Unfortunately, Van Gogh’s more modern canvases still did not attract clients. After seeing little success, he decided that Paris was not the place for him. “It seems to me almost impossible to be able to work in Paris, unless you have a refuge in which to recover and regain your peace of mind and self-composure,” he wrote to Theo a year after painting Self-Portrait with Straw Hat. “Without that, you’d be bound to get utterly numbed.”
Van Gogh decided to head south to Arles, a commune in the South of France. Here, he hoped to set up a shared “studio of the south” where he and other artists could live and work. In order to facilitate this dream, he rented several rooms in a block of flats he called the “Yellow House,” and invited Paul Gauguin, his first recruit, to join him.

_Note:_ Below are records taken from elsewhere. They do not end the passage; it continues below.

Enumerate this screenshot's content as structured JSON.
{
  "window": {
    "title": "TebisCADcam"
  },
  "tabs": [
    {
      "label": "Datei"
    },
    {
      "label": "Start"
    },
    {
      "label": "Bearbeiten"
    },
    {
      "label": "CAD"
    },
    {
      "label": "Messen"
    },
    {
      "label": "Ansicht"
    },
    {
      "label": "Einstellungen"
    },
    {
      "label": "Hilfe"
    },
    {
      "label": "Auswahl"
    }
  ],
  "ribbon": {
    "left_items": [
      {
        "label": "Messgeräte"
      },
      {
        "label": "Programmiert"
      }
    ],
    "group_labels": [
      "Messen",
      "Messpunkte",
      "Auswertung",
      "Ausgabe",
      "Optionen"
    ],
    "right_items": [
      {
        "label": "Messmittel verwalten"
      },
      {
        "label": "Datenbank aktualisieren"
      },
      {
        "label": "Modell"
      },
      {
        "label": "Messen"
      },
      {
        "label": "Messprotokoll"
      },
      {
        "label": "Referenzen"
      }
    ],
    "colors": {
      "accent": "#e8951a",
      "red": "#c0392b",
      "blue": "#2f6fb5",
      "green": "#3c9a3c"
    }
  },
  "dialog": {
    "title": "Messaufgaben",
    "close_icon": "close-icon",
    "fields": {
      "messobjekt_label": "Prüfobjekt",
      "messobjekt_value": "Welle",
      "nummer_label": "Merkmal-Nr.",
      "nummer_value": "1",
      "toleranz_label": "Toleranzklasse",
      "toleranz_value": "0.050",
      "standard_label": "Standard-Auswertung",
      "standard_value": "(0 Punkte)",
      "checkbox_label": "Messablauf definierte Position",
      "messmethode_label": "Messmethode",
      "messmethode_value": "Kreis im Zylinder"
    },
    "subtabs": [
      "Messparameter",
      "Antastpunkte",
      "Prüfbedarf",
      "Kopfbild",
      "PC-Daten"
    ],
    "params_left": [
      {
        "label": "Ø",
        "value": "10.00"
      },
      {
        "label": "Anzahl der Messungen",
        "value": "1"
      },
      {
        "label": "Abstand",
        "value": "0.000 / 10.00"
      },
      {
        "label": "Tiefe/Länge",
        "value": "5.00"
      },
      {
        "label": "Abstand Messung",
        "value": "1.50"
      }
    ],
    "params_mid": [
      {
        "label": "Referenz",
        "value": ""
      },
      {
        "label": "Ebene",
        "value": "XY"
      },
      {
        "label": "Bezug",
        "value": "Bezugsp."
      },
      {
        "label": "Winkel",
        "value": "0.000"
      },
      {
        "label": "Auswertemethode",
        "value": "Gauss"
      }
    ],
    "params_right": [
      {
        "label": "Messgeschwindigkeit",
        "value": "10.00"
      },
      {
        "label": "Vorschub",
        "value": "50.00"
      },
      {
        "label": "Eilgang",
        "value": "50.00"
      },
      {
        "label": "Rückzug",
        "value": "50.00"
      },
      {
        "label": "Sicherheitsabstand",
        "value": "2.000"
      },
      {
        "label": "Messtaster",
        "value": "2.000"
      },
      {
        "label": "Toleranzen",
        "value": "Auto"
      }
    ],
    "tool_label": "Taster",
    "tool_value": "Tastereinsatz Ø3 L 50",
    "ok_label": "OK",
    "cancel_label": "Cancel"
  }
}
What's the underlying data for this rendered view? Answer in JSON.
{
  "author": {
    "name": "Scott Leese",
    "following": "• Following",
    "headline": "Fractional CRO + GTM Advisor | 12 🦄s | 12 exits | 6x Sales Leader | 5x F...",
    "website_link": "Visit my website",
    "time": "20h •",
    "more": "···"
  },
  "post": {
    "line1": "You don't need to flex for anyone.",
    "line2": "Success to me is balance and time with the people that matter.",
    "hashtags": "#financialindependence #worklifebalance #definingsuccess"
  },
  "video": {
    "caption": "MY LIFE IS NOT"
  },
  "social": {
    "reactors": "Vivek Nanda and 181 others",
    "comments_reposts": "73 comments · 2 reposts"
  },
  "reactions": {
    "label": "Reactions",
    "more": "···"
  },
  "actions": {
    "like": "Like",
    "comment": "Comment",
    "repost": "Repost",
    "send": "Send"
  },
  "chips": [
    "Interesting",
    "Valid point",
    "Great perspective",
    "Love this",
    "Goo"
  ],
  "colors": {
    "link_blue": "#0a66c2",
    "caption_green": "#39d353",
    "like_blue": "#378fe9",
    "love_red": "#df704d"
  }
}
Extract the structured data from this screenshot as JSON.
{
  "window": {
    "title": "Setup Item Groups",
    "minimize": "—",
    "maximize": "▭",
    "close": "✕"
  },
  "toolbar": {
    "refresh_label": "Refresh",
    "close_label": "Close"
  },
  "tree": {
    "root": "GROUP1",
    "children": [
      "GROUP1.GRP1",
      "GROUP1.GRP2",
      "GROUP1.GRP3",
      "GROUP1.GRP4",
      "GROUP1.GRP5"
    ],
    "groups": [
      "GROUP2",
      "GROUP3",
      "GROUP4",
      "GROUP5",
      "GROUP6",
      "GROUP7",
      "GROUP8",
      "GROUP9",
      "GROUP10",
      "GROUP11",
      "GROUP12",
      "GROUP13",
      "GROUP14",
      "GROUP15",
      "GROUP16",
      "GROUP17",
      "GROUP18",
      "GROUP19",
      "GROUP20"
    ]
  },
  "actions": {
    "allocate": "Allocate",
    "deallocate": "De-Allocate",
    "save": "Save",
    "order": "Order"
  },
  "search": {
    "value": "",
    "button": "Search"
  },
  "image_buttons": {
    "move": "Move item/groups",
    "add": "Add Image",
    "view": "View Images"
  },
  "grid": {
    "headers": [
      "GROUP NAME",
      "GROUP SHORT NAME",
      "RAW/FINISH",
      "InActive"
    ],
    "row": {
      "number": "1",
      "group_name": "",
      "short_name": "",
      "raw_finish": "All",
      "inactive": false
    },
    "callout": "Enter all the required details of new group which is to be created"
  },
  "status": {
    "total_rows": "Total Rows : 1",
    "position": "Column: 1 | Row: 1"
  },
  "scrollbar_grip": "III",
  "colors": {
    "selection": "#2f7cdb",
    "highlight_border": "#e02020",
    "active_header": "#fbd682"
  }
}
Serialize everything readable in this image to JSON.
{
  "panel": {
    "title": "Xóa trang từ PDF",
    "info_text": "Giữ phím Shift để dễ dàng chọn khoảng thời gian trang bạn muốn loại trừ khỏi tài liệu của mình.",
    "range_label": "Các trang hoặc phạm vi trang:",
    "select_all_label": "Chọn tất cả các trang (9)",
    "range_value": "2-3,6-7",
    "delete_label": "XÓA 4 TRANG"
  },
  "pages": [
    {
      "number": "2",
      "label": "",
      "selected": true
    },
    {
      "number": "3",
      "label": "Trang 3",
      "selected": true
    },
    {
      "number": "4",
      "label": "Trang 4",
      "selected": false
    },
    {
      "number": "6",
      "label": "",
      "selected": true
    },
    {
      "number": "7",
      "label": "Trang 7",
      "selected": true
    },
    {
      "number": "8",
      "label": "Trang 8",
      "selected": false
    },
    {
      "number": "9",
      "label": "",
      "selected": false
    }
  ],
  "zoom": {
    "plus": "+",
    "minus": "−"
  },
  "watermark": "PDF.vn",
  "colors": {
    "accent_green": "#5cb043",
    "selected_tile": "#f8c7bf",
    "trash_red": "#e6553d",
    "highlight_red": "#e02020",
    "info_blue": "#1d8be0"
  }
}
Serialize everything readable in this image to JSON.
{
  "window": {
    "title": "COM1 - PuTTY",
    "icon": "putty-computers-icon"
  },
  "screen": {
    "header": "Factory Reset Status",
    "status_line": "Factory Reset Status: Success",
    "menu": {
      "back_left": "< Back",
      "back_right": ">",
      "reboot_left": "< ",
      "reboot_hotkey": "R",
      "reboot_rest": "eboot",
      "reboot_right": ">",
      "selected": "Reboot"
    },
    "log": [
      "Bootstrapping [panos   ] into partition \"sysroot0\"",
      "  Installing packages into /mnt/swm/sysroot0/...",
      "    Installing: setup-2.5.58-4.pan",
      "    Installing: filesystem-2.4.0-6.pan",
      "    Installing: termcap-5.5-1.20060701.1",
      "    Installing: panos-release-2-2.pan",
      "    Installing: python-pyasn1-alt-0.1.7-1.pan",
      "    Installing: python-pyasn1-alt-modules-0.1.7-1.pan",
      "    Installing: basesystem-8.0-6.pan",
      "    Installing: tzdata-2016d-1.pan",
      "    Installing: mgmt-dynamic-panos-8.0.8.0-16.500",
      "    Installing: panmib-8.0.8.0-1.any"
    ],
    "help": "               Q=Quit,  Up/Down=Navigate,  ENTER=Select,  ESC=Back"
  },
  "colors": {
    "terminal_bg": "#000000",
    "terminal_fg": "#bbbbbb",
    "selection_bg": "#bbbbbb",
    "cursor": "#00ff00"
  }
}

Gauguin moved into the Yellow House in the fall of 1888. Prior to his relocation, he and Van Gogh swapped self-portraits with one another: Gauguin gifted Van Gogh with Self-Portrait Dedicated to Vincent van Gogh, a piece inspired by Victor Hugo’s Les Misérables, and, in return, Van Gogh sent Self-Portrait (dedicated to Paul Gauguin), a piece with a particularly eccentric back story.
“My portrait, which I am sending to Gauguin in exchange, holds its own, I am sure of that,” Van Gogh wrote to Theo in October of 1888. “I have written to Gauguin in reply to his letter that if I might be allowed to stress my own personality in a portrait, I had done so in trying to convey in my portrait not only myself but an impressionist in general, had conceived it as the portrait of a bonze, a simple worshiper of the eternal Buddha.”
Shortly after this painting swap, Gauguin moved into the Yellow House. Immediately, however, the pair began to butt heads, prompting Gauguin to move out after just two months. When Gauguin broke the news to his housemate, Van Gogh—whose mental health was deteriorating—was so distraught that he cut off part of his own ear. The next morning, he was admitted to a hospital in Arles, where his self-inflicted injury was treated.
Upon returning to the Yellow House a few days later, he painted Self-Portrait With a Bandaged Ear. Arguably one of Van Gogh’s most well-known works, this painting prominently features Van Gogh’s thick, energetic brushwork, illustrates his interest in Japanese art, and, poignantly, presents the artist’s covered wound.
While Van Gogh appeared to be relatively stable after the ordeal (“this over-excitement was only fleeting,” his doctor, Félix Rey, assured Theo in a letter prior to Van Gogh’s release), he recognized that his condition continued to worsen. In the spring of 1889, he voluntarily checked himself into a mental health facility in Saint-Rémy-de-Provence, a nearby commune.
Van Gogh continued to paint while being treated. After converting an extra hospital room into an artist’s studio, he completed 150 paintings, including The Starry Night, Vase with Irises, and his most tragic Self-Portrait.
Van Gogh created this recently authenticated painting while in the midst of a breakdown in late summer of 1889. Described by the artist as “an attempt from when I was ill,” the self-portrait illustrates an important point in the final years of Van Gogh’s life: a sense of self-acceptance. “He probably painted this portrait to reconcile himself with what he saw in the mirror: a person he did not wish to be, yet was,” Louis van Tilborgh, the senior researcher at the Van Gogh Museum, says. “This is part of what makes the painting so remarkable and even therapeutic. It is the only work that Van Gogh is known for certain to have created while suffering from psychosis.”
Less than a year after painting this self-portrait, Van Gogh was released from the hospital. He moved to Auvers-sur-Oise, a suburb of Paris, where he shot himself in a wheat field. Two days later, on July 29, 1890, he succumbed to his injuries. He was just 37 years old.